Given data ->

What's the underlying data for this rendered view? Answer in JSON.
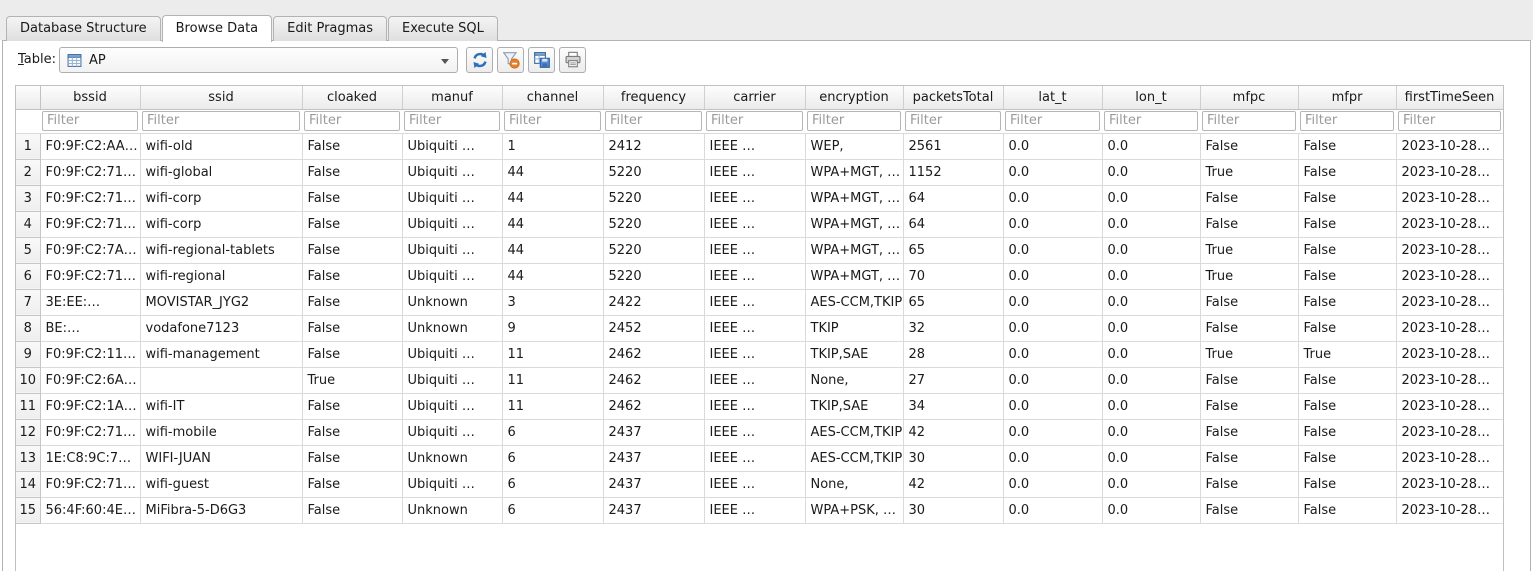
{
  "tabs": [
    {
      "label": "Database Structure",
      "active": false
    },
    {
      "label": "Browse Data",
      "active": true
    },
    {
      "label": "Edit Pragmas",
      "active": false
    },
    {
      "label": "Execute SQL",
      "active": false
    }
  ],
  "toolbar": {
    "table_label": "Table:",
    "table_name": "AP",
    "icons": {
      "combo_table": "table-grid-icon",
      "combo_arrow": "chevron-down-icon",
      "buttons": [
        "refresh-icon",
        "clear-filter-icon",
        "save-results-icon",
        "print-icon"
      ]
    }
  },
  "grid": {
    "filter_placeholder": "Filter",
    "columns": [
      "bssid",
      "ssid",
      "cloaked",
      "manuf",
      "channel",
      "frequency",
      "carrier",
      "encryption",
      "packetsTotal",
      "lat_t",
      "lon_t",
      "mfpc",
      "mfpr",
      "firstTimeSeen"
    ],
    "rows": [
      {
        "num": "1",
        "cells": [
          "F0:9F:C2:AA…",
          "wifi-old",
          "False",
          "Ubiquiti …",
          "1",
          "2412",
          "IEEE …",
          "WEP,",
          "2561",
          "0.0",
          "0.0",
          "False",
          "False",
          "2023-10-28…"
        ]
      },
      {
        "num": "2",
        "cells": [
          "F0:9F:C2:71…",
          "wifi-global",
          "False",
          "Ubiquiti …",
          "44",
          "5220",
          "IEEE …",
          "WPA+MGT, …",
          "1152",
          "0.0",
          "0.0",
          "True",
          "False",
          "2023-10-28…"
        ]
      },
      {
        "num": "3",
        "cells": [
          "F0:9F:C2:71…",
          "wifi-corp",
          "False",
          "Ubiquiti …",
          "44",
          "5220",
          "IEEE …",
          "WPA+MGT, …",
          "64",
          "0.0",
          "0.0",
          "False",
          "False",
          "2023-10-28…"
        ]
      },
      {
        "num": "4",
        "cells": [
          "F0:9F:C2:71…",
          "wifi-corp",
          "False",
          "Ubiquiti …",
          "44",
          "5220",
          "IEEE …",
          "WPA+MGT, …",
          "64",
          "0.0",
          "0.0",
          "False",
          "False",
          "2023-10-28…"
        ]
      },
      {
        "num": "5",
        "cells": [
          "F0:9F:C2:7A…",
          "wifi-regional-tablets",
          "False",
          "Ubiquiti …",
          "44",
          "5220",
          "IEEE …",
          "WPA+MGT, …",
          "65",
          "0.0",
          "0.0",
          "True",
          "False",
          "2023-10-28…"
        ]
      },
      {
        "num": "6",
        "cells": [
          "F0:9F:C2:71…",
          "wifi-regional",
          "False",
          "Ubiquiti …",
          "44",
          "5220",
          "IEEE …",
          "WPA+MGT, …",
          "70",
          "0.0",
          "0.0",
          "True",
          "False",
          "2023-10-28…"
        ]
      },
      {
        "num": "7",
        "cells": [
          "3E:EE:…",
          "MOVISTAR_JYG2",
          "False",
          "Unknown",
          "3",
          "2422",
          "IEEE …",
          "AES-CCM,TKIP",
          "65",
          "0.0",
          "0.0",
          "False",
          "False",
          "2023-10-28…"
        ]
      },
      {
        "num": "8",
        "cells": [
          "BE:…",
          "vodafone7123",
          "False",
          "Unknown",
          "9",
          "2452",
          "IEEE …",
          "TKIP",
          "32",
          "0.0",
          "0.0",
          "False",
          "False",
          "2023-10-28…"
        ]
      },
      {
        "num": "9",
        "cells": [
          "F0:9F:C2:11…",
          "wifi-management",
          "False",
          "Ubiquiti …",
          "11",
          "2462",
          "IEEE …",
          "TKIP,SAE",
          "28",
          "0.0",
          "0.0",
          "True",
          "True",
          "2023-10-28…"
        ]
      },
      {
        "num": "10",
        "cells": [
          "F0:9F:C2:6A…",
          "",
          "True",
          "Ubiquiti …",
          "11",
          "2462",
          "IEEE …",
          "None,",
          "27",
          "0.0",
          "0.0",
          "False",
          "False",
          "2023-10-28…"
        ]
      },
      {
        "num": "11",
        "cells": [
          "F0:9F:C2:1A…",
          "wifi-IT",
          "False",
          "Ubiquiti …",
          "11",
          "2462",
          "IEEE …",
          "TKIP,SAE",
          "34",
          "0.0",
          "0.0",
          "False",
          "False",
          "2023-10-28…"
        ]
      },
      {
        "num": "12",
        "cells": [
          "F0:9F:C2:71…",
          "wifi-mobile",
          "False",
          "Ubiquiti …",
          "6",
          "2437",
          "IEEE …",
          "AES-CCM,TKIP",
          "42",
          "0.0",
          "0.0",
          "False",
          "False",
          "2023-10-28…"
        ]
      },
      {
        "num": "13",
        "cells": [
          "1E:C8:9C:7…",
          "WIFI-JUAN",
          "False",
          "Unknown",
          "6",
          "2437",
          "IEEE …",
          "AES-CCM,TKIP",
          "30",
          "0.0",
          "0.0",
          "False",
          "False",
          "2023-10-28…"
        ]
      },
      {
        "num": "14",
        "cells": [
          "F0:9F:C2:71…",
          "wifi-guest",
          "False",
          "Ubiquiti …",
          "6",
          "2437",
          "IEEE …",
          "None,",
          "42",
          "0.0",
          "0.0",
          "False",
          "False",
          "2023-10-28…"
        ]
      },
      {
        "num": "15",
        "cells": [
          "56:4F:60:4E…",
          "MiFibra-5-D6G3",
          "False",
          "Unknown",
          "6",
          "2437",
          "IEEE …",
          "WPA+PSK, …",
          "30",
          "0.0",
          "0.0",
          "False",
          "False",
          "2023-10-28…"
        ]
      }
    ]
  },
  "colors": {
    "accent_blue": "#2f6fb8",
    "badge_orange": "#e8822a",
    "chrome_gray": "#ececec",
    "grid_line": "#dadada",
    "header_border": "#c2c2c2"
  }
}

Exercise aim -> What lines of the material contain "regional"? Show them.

Result of the task ->
          "wifi-regional-tablets",
          "wifi-regional",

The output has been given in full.